Stimulating a market such as Brazil is a challenge on two fronts: both introducing competition and establishing rural 3G coverage are required to have any potential to disrupt the current status quo. Given that Anatel has already expressed intent to veto any overselling on network capacity, the chances of emerging from a pricing war (in a market with an effective price per minute already pegged at US$0.16) are slim. Instead, the key to unlocking additional revenue lies in the race towards improving 3G coverage, as demonstrated by the significant increases recorded in the contribution of data as a percentage of revenue at the big four operators. A clear set of tariffs and a streamlined portfolio will therefore be necessary to enact any disruption in Brazil, lest a new entrant be lost amongst the noise of triple-play offers that currently dominate the market. However, establishing coverage from scratch and reaching unconnected rural areas will not be easy, and will likely require network-sharing agreements on a site or infrastructure level to lessen the financial blow. For example, initial investment for Vivendi’s potential entrance into the market has been estimated at between EUR1.5 billion to EUR2 billion – including spectrum and build-out. Third-placed TIM Brasil recently stated that it hopes to expand its existing 3G coverage of 57 cities (representing just 30 percent of the urban population) to 60 percent of the entire country by 2012. Such rollout targets are expected to ensure that Anatel provides favourably ‘low and slow’ coverage requirements and a generous licence payback period, which should serve to lower the barrier to entry for potential new competitors.
|Operator||Connections||Market Share (%)||Growth, Annual (%)||Net Additions||Share, Net Additions (%)||
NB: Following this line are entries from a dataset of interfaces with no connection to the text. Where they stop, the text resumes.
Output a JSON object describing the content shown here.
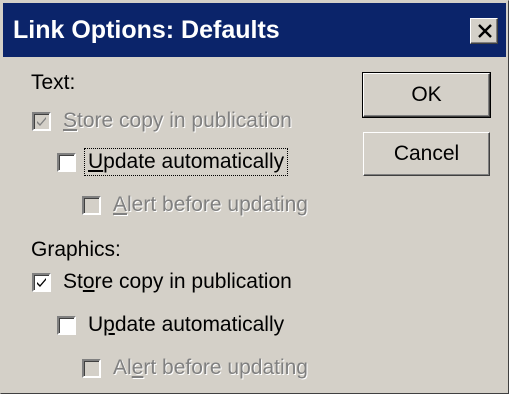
{
  "dialog": {
    "title": "Link Options: Defaults",
    "close_icon": "close-x-icon"
  },
  "text_group": {
    "label": "Text:",
    "options": [
      {
        "pre": "",
        "accel": "S",
        "post": "tore copy in publication",
        "checked": true,
        "enabled": false
      },
      {
        "pre": "",
        "accel": "U",
        "post": "pdate automatically",
        "checked": false,
        "enabled": true,
        "focused": true
      },
      {
        "pre": "",
        "accel": "A",
        "post": "lert before updating",
        "checked": false,
        "enabled": false
      }
    ]
  },
  "graphics_group": {
    "label": "Graphics:",
    "options": [
      {
        "pre": "St",
        "accel": "o",
        "post": "re copy in publication",
        "checked": true,
        "enabled": true
      },
      {
        "pre": "U",
        "accel": "p",
        "post": "date automatically",
        "checked": false,
        "enabled": true
      },
      {
        "pre": "Al",
        "accel": "e",
        "post": "rt before updating",
        "checked": false,
        "enabled": false
      }
    ]
  },
  "buttons": {
    "ok_label": "OK",
    "cancel_label": "Cancel"
  }
}
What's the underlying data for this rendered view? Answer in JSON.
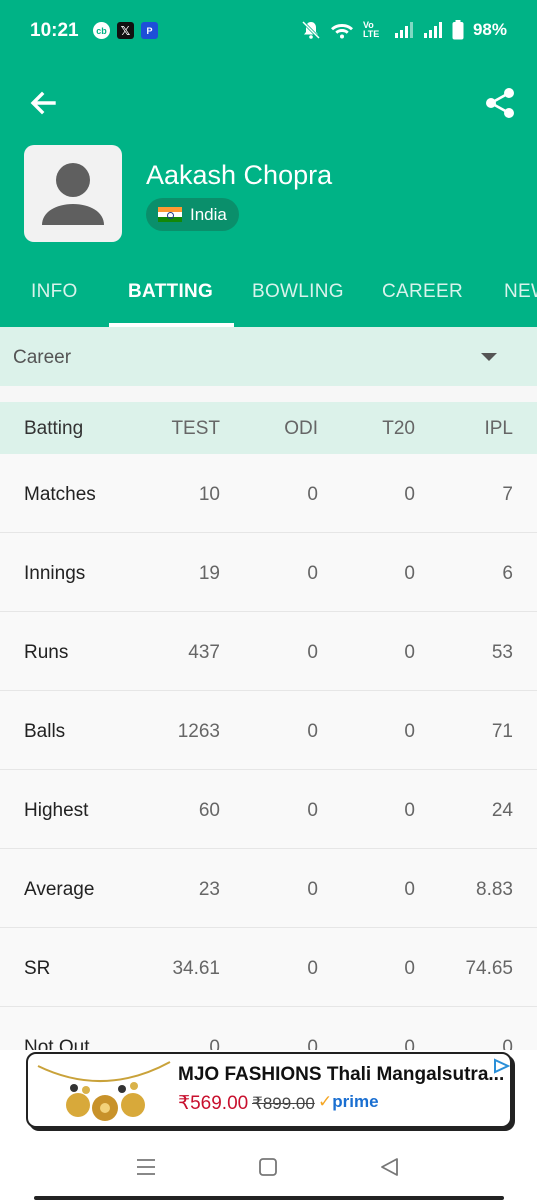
{
  "status_bar": {
    "time": "10:21",
    "notification_icons": [
      "cb",
      "𝕏",
      "P"
    ],
    "network_label": "Vo LTE",
    "battery": "98%"
  },
  "player": {
    "name": "Aakash Chopra",
    "country": "India"
  },
  "tabs": [
    "INFO",
    "BATTING",
    "BOWLING",
    "CAREER",
    "NEWS"
  ],
  "active_tab": "BATTING",
  "filter": {
    "label": "Career"
  },
  "table": {
    "headers": [
      "Batting",
      "TEST",
      "ODI",
      "T20",
      "IPL"
    ],
    "rows": [
      [
        "Matches",
        "10",
        "0",
        "0",
        "7"
      ],
      [
        "Innings",
        "19",
        "0",
        "0",
        "6"
      ],
      [
        "Runs",
        "437",
        "0",
        "0",
        "53"
      ],
      [
        "Balls",
        "1263",
        "0",
        "0",
        "71"
      ],
      [
        "Highest",
        "60",
        "0",
        "0",
        "24"
      ],
      [
        "Average",
        "23",
        "0",
        "0",
        "8.83"
      ],
      [
        "SR",
        "34.61",
        "0",
        "0",
        "74.65"
      ],
      [
        "Not Out",
        "0",
        "0",
        "0",
        "0"
      ]
    ]
  },
  "ad": {
    "title": "MJO FASHIONS Thali Mangalsutra...",
    "price": "₹569.00",
    "old_price": "₹899.00",
    "prime_label": "prime",
    "prime_check": "✓"
  },
  "colors": {
    "header": "#00b386",
    "filter_band": "#dcf2ea",
    "country_chip": "#0a8f6b"
  }
}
Technology (% Connections)
Brazil mobile market, 4Q09
Source: Wireless Intelligence, Anatel, company data